DATA FOR PROCESSING:

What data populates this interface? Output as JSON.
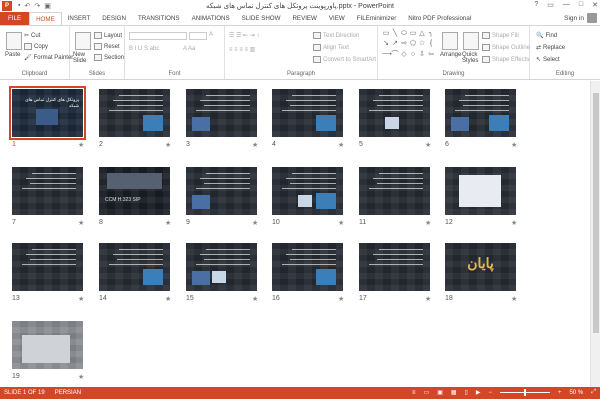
{
  "titlebar": {
    "app_icon": "P",
    "title": "پاورپوینت پروتکل های کنترل تماس های شبکه.pptx - PowerPoint",
    "qat": [
      "save-icon",
      "undo-icon",
      "redo-icon",
      "slideshow-icon"
    ],
    "controls": [
      "?",
      "▭",
      "—",
      "□",
      "✕"
    ]
  },
  "tabs": [
    "FILE",
    "HOME",
    "INSERT",
    "DESIGN",
    "TRANSITIONS",
    "ANIMATIONS",
    "SLIDE SHOW",
    "REVIEW",
    "VIEW",
    "FILEminimizer",
    "Nitro PDF Professional"
  ],
  "signin": "Sign in",
  "ribbon": {
    "clipboard": {
      "paste": "Paste",
      "cut": "Cut",
      "copy": "Copy",
      "format_painter": "Format Painter",
      "label": "Clipboard"
    },
    "slides": {
      "new_slide": "New Slide",
      "layout": "Layout",
      "reset": "Reset",
      "section": "Section",
      "label": "Slides"
    },
    "font": {
      "label": "Font"
    },
    "paragraph": {
      "text_direction": "Text Direction",
      "align_text": "Align Text",
      "convert_smartart": "Convert to SmartArt",
      "label": "Paragraph"
    },
    "drawing": {
      "arrange": "Arrange",
      "quick_styles": "Quick Styles",
      "shape_fill": "Shape Fill",
      "shape_outline": "Shape Outline",
      "shape_effects": "Shape Effects",
      "label": "Drawing",
      "shapes": [
        "▭",
        "╲",
        "⬭",
        "▭",
        "△",
        "╮",
        "↘",
        "↗",
        "⇨",
        "⬠",
        "☆",
        "{",
        "⟶",
        "⌒",
        "◇",
        "○",
        "⇩",
        "⇦"
      ]
    },
    "editing": {
      "find": "Find",
      "replace": "Replace",
      "select": "Select",
      "label": "Editing"
    }
  },
  "slides": [
    {
      "num": "1",
      "selected": true
    },
    {
      "num": "2"
    },
    {
      "num": "3"
    },
    {
      "num": "4"
    },
    {
      "num": "5"
    },
    {
      "num": "6"
    },
    {
      "num": "7"
    },
    {
      "num": "8"
    },
    {
      "num": "9"
    },
    {
      "num": "10"
    },
    {
      "num": "11"
    },
    {
      "num": "12"
    },
    {
      "num": "13"
    },
    {
      "num": "14"
    },
    {
      "num": "15"
    },
    {
      "num": "16"
    },
    {
      "num": "17"
    },
    {
      "num": "18"
    },
    {
      "num": "19"
    }
  ],
  "slide_labels": {
    "title1": "پروتکل های کنترل تماس های شبکه",
    "s8_text": "CCM  H.323  SIP",
    "s18_text": "پایان"
  },
  "status": {
    "slide": "SLIDE 1 OF 19",
    "language": "PERSIAN",
    "zoom": "50 %"
  },
  "colors": {
    "accent": "#d24726"
  }
}
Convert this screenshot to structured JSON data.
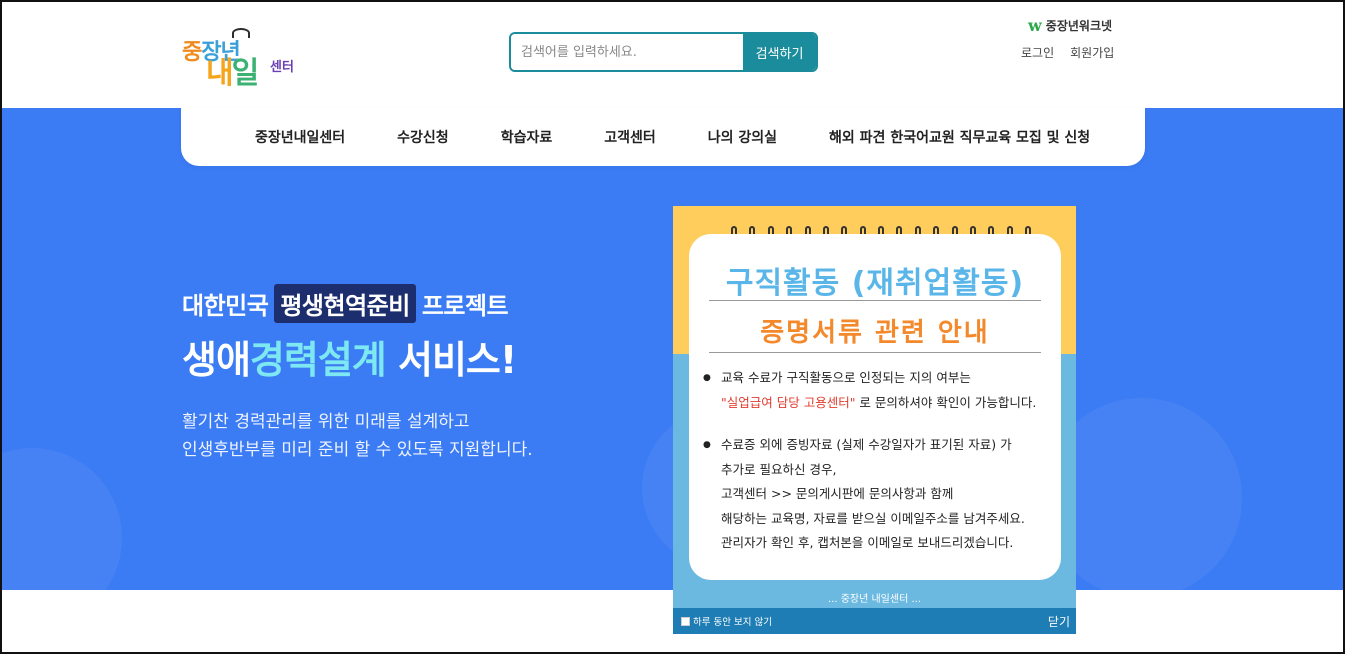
{
  "logo": {
    "line1_a": "중",
    "line1_b": "장년",
    "line2_a": "내",
    "line2_b": "일",
    "line3": "센터"
  },
  "search": {
    "placeholder": "검색어를 입력하세요.",
    "button_label": "검색하기"
  },
  "worknet": {
    "icon_char": "w",
    "label": "중장년워크넷"
  },
  "top_links": {
    "login": "로그인",
    "signup": "회원가입"
  },
  "nav": {
    "items": [
      {
        "label": "중장년내일센터"
      },
      {
        "label": "수강신청"
      },
      {
        "label": "학습자료"
      },
      {
        "label": "고객센터"
      },
      {
        "label": "나의 강의실"
      },
      {
        "label": "해외 파견 한국어교원 직무교육 모집 및 신청"
      }
    ]
  },
  "hero": {
    "line1_pre": "대한민국",
    "line1_highlight": "평생현역준비",
    "line1_post": "프로젝트",
    "line2_pre": "생애",
    "line2_accent": "경력설계",
    "line2_post": "서비스!",
    "sub1": "활기찬 경력관리를 위한 미래를 설계하고",
    "sub2": "인생후반부를 미리 준비 할 수 있도록 지원합니다."
  },
  "popup": {
    "title1": "구직활동 (재취업활동)",
    "title2": "증명서류 관련 안내",
    "b1_l1": "교육 수료가 구직활동으로 인정되는 지의 여부는",
    "b1_l2_red": "\"실업급여 담당 고용센터\"",
    "b1_l2_rest": " 로 문의하셔야 확인이 가능합니다.",
    "b2_l1": "수료증 외에 증빙자료 (실제 수강일자가 표기된 자료) 가",
    "b2_l2": "추가로 필요하신 경우,",
    "b2_l3": "고객센터 >> 문의게시판에 문의사항과 함께",
    "b2_l4": "해당하는 교육명, 자료를 받으실 이메일주소를 남겨주세요.",
    "b2_l5": "관리자가 확인 후, 캡처본을 이메일로 보내드리겠습니다.",
    "footer_text": "... 중장년 내일센터 ...",
    "dont_show_label": "하루 동안 보지 않기",
    "close_label": "닫기"
  },
  "colors": {
    "hero_blue": "#3b7bf4",
    "search_teal": "#1b8c9c",
    "popup_yellow": "#fecd5c",
    "popup_blue": "#6bb8e0",
    "popup_bar": "#1f7db5",
    "accent_cyan": "#7ee8f2",
    "title_orange": "#f4892c"
  }
}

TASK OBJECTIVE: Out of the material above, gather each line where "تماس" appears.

RESULT FOR THIS EXERCISE:
    "title": "پاورپوینت پروتکل های کنترل تماس های شبکه.pptx - PowerPoint",
    "title1": "پروتکل های کنترل تماس های شبکه",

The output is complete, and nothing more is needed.